What is a Capture Card (today)?
Video capture cards just as their name implies, are devices or setups that allow users to record video output from a given device or peripheral.
In the classical era of the late 20th century, video capture cards are represented by recording boxes, such as record-capable VHS players, instead. These older machines record video output on an analog setting, and with a detachable media, such as VHS, Betamax, or on traditional CDs.
In our modern era today, the definition is a bit modified. Capture cards are officially portable devices that typically enable high definition (HD), lossless recording of a video session outputted on a similarly HD device. While external data storage media such as USB flash cards exist, the video file is usually stored internally on a PC unit hard disk, or online, within a cloud storage space.
The difference both in recording quality and storage medium is significant since this article is focused on recording your gameplay footage with high-quality settings, something that:
- Usually creates video files that consume a significantly more substantial amount of data space.
- Only available with specific lossless video container formats.
- May or may not be an issue whether you are merely recording or streaming.
- May or may not look good enough for some users on lower/higher frame rates.
HDMI is the standard connection fare for almost all gaming capture cards, but a few old ports, as well as newer ones such as display ports, may be available to step up the versatility of a particular capture card model. This requires considerable notice, as you may want older port availability just in case you are attempting to record gaming sessions from older generation consoles.
Capture Cards VS Recording Software
While the choice of using the best capture cards on consoles is pretty straightforward, on PCs, the alternative and probably the cheaper option of just using recording software is also available.
The choice on what software to use depends on your PCs hardware limitations and of course the options available for that software. However, it is generally considered that merely using a PC resource friendly recording software (probably along with upgrading your PC hardware) would be better than purchasing a dedicated capture card.
If you use a Nvidia GPU for example, you have the option to use the relatively hardware friendly Shadowplay recording software to capture game footage.
Shadowplay hardly puts any severe stress on the PC that it is recording on, just because it precisely uses the hardware resource available on the GPU that you have on your motherboard by default. Granted, you won’t get super high-end quality here, but it is more than enough if you want 1080p 60fps recording on your gaming sessions.
This is even more of a no-brainer when you’re streaming on Twitch, or using software such as XSplit or Open Broadcaster Software (OBS)
These options can provide a good number of very convenient tools necessary to facilitate proper live recording setups. This is regardless of any additional hardware that you may need such as HD webcams or top of the line microphones. Other recording hardware with this method is no longer necessary, and the quality settings are mostly within minimum requirements for capturing footage in HD.
In any case, if you are using a capture card for any specific purpose, such as to use for different gaming rigs, or to set up a separate, dedicated gameplay recording PC that would handle all the recording for you, then the option to buy a capture card is still viable.

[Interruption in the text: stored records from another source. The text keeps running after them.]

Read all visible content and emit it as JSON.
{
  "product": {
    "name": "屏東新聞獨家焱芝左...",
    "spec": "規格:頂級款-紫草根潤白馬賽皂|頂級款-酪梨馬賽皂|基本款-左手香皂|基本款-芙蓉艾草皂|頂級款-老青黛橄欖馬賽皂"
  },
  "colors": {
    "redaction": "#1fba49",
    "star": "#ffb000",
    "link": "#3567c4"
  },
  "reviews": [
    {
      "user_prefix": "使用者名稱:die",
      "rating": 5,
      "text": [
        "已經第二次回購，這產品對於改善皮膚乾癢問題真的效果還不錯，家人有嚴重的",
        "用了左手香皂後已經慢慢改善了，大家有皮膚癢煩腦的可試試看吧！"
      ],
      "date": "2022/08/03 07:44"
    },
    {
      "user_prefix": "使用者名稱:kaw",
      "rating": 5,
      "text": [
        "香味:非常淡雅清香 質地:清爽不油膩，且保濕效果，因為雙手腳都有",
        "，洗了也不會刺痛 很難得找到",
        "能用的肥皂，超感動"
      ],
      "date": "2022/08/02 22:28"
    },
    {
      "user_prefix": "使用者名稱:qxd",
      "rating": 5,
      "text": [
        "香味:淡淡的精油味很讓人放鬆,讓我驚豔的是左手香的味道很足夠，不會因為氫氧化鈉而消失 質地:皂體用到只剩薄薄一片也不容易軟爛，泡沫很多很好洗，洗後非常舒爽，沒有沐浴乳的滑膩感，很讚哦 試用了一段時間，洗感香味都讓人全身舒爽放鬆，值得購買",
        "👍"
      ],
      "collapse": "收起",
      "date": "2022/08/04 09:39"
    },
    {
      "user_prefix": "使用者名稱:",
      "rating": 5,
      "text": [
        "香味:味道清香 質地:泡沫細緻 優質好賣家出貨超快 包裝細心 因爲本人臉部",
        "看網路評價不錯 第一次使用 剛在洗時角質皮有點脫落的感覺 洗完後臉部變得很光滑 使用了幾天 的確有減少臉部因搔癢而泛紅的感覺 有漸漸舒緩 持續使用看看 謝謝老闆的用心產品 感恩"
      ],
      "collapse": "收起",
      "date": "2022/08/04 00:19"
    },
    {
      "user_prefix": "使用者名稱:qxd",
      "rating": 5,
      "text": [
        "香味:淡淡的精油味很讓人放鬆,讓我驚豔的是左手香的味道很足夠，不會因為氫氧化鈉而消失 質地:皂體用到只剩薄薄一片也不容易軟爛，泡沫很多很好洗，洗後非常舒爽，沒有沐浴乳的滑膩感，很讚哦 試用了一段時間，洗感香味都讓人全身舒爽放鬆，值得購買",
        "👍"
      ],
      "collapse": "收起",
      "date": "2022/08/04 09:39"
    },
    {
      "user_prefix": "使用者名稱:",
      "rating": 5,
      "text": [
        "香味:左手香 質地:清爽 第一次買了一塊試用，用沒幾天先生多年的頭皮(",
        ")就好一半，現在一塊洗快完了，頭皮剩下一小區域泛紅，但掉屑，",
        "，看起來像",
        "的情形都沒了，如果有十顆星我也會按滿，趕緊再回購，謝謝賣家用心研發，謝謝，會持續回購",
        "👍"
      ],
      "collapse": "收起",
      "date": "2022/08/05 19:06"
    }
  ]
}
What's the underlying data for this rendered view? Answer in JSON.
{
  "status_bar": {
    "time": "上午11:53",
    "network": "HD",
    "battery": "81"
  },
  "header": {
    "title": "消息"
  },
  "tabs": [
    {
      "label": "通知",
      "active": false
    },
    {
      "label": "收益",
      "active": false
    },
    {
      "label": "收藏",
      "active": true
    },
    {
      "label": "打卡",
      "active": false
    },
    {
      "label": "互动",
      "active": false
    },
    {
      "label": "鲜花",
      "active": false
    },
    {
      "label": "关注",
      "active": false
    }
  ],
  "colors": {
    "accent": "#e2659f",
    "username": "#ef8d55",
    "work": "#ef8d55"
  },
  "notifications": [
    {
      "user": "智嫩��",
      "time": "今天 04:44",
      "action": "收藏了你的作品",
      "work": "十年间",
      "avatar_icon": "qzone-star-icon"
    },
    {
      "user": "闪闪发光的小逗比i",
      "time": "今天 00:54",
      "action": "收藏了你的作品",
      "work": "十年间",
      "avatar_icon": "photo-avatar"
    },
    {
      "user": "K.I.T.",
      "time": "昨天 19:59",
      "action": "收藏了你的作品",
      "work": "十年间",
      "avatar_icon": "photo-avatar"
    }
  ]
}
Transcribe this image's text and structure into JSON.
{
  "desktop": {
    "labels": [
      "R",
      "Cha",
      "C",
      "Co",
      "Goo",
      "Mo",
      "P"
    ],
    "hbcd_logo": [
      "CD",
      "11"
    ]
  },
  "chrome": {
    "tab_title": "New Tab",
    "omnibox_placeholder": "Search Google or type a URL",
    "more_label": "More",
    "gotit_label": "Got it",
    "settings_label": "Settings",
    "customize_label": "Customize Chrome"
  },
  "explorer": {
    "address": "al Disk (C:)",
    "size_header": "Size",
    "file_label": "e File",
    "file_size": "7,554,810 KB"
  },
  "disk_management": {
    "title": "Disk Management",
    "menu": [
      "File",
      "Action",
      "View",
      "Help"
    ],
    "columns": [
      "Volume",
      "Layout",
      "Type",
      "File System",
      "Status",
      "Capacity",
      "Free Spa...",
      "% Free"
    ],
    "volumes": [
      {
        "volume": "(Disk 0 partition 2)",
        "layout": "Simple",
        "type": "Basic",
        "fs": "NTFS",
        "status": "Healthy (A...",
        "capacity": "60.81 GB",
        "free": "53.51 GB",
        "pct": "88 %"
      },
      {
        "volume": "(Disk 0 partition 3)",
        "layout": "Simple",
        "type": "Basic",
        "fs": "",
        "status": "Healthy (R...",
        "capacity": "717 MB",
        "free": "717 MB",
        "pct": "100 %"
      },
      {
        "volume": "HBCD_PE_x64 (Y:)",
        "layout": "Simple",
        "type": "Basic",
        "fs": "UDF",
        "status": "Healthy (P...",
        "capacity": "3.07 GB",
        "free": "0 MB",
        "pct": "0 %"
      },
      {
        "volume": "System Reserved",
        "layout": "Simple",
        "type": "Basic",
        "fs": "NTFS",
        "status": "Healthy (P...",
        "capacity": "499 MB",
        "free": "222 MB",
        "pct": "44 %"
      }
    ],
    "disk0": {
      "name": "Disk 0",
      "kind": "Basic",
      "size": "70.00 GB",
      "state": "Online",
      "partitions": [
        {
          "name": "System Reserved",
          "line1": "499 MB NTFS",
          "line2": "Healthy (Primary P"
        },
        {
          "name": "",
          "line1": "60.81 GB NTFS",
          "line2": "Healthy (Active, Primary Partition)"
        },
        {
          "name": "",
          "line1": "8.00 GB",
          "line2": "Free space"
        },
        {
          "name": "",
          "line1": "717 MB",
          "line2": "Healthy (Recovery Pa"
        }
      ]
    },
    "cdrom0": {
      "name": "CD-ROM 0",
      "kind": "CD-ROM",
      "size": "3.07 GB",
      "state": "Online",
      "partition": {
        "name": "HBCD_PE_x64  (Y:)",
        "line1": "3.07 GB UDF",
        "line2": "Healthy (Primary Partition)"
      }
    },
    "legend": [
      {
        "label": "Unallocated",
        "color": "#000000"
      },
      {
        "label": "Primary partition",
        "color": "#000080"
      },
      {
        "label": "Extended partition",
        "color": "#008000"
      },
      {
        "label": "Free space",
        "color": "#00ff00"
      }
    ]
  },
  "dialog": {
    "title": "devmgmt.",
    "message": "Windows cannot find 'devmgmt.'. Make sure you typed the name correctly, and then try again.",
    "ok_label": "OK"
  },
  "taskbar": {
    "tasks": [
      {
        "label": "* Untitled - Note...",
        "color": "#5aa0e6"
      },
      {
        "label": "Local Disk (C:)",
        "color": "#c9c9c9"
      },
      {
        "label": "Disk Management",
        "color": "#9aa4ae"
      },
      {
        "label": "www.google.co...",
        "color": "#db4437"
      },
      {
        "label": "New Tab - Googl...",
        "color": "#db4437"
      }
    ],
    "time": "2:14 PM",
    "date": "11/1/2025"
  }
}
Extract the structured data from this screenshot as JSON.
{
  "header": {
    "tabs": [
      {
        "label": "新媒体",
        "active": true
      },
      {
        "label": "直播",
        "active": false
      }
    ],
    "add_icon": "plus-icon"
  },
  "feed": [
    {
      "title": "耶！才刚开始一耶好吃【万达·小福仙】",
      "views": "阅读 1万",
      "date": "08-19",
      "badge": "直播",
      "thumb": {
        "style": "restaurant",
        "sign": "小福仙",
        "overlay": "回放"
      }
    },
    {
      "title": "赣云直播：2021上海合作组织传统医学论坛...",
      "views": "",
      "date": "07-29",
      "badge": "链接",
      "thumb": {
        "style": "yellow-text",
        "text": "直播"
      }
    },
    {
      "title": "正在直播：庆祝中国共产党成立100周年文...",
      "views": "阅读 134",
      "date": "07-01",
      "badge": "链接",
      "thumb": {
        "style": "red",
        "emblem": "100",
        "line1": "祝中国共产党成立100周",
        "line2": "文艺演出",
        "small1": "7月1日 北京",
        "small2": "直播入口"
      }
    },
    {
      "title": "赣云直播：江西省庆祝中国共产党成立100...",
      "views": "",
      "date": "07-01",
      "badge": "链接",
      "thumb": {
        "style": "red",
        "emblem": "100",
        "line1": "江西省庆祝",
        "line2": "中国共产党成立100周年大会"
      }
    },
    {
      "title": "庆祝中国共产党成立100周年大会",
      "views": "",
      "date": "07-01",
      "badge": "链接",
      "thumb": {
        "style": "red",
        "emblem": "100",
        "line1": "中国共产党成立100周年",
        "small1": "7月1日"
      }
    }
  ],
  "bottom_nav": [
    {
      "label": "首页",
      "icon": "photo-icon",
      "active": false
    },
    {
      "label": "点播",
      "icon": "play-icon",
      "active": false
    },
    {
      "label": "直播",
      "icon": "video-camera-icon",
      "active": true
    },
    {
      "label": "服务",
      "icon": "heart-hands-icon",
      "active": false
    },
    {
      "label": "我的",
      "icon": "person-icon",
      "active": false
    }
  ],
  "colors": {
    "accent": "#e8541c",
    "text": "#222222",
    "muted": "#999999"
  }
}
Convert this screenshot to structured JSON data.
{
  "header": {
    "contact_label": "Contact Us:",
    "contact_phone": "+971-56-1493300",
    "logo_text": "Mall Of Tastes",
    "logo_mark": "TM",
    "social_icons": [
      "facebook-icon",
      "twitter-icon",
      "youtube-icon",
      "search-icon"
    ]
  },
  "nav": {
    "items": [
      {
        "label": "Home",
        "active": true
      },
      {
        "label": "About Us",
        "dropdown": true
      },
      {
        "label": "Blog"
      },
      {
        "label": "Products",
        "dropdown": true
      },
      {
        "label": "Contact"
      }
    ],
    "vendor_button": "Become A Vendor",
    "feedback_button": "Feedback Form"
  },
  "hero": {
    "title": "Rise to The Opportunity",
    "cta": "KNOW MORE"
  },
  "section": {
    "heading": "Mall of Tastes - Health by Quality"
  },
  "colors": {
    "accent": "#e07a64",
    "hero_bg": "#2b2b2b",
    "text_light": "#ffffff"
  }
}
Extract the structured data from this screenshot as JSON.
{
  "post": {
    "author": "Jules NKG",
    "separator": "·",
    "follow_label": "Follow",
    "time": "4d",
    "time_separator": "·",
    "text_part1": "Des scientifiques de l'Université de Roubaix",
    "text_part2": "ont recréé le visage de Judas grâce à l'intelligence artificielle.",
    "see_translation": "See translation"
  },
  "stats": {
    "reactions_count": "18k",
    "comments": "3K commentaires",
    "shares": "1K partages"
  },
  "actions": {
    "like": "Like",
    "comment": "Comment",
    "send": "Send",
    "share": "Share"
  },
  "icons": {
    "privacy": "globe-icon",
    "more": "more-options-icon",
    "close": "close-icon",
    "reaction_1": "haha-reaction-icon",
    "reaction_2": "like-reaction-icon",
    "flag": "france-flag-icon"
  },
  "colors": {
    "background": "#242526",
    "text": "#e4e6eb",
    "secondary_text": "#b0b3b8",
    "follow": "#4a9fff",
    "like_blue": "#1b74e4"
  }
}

Keep in mind though, that your recorded gaming sessions will be just as good as the maximum settings you have used on the game itself. Even if you have the best ultra HD 4K capture cards in use, don’t expect a similar quality if your slightly older game is stuck in like, 720p 30fps maximum settings.
Does Capture Card Help You Streaming Better?
On PCs, the answer is a straight no. Even if it does, the quality increment is not too significant compared to the money you are about to waste on such a setup.
Besides, dedicated streaming setup software provides a much better platform for broadcasting your games to the world than any external recording device.
As mentioned earlier, if you are recording gaming sessions purely for PC, then just upgrading the hardware and choosing the best recording software for your preferences would be much more efficient.
That being said, using a capture card for streaming does make many things better, for several reasons:
- When using multiple media hardware for streaming sessions (webcams, microphones, or other devices), a capture card can sync all of the audio and video into a coherent viewing experience.
- For consoles, recording options usually have to make do with the limited hardware of the console. Using a dedicated capture card to record instead lets you bypass this.
- Some (older) consoles can’t even provide the convenience of an all-purpose, always-ready recording medium in the first place. Thus the use of capture cards for these setups.
- The default container format (usually H.264) ensures that your data storage space is efficiently conserved.
There are of course several exceptions. The PS4 and Xbox One consoles, for instance, have the fantastic option of streaming on Twitch directly regardless of game, via the Share/Broadcast button upon proper setup of the minimum requirements.
High-bandwidth Digital Content Protection (HDCP) toggling options aside, the quality might be slightly lower comparatively. However, on a minimum HD level, it is hardly an issue that would negatively affect the viewing experience of your target audience.
Ultimately, however, if you want the purest of quality, or would like to have more things to do with the streamed gaming footage than just directly recording them, then using capture cards will technically be better in any way.